**Directions**
A verbatim copy of every entry is required.

··· Data provided ···

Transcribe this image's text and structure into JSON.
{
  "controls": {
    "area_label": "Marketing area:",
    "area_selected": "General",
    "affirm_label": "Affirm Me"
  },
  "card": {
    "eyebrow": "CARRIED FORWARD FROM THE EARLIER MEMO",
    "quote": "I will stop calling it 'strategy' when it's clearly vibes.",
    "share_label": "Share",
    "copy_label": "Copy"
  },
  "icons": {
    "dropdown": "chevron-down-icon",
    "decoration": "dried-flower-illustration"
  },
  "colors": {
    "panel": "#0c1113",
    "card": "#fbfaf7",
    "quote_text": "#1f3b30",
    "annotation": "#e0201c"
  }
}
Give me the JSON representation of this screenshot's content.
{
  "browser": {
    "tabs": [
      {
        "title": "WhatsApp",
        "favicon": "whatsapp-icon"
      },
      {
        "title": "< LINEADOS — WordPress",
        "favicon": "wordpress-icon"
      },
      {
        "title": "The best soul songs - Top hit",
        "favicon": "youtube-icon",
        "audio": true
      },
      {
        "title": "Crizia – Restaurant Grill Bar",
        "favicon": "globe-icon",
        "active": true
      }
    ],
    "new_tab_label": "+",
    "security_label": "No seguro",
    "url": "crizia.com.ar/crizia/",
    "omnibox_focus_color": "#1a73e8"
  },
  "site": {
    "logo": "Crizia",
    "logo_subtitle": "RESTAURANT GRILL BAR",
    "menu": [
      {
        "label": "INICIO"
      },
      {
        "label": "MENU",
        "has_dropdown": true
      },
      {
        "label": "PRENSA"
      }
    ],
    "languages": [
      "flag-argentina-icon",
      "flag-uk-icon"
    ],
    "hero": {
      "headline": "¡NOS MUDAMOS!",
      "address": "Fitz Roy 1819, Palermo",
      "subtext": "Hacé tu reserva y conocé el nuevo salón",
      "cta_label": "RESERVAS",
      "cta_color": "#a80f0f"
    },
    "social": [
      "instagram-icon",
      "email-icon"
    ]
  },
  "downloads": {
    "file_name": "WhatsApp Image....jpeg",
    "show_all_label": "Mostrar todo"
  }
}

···

**Response for this exercise**
Transcribe this image's text and structure into JSON.
{
  "controls": {
    "area_label": "Marketing area:",
    "area_selected": "General",
    "affirm_label": "Affirm Me"
  },
  "card": {
    "eyebrow": "CARRIED FORWARD FROM THE EARLIER MEMO",
    "quote": "I will stop calling it 'strategy' when it's clearly vibes.",
    "share_label": "Share",
    "copy_label": "Copy"
  },
  "icons": {
    "dropdown": "chevron-down-icon",
    "decoration": "dried-flower-illustration"
  },
  "colors": {
    "panel": "#0c1113",
    "card": "#fbfaf7",
    "quote_text": "#1f3b30",
    "annotation": "#e0201c"
  }
}
Give me the JSON representation of this screenshot's content.
{
  "browser": {
    "tabs": [
      {
        "title": "WhatsApp",
        "favicon": "whatsapp-icon"
      },
      {
        "title": "< LINEADOS — WordPress",
        "favicon": "wordpress-icon"
      },
      {
        "title": "The best soul songs - Top hit",
        "favicon": "youtube-icon",
        "audio": true
      },
      {
        "title": "Crizia – Restaurant Grill Bar",
        "favicon": "globe-icon",
        "active": true
      }
    ],
    "new_tab_label": "+",
    "security_label": "No seguro",
    "url": "crizia.com.ar/crizia/",
    "omnibox_focus_color": "#1a73e8"
  },
  "site": {
    "logo": "Crizia",
    "logo_subtitle": "RESTAURANT GRILL BAR",
    "menu": [
      {
        "label": "INICIO"
      },
      {
        "label": "MENU",
        "has_dropdown": true
      },
      {
        "label": "PRENSA"
      }
    ],
    "languages": [
      "flag-argentina-icon",
      "flag-uk-icon"
    ],
    "hero": {
      "headline": "¡NOS MUDAMOS!",
      "address": "Fitz Roy 1819, Palermo",
      "subtext": "Hacé tu reserva y conocé el nuevo salón",
      "cta_label": "RESERVAS",
      "cta_color": "#a80f0f"
    },
    "social": [
      "instagram-icon",
      "email-icon"
    ]
  },
  "downloads": {
    "file_name": "WhatsApp Image....jpeg",
    "show_all_label": "Mostrar todo"
  }
}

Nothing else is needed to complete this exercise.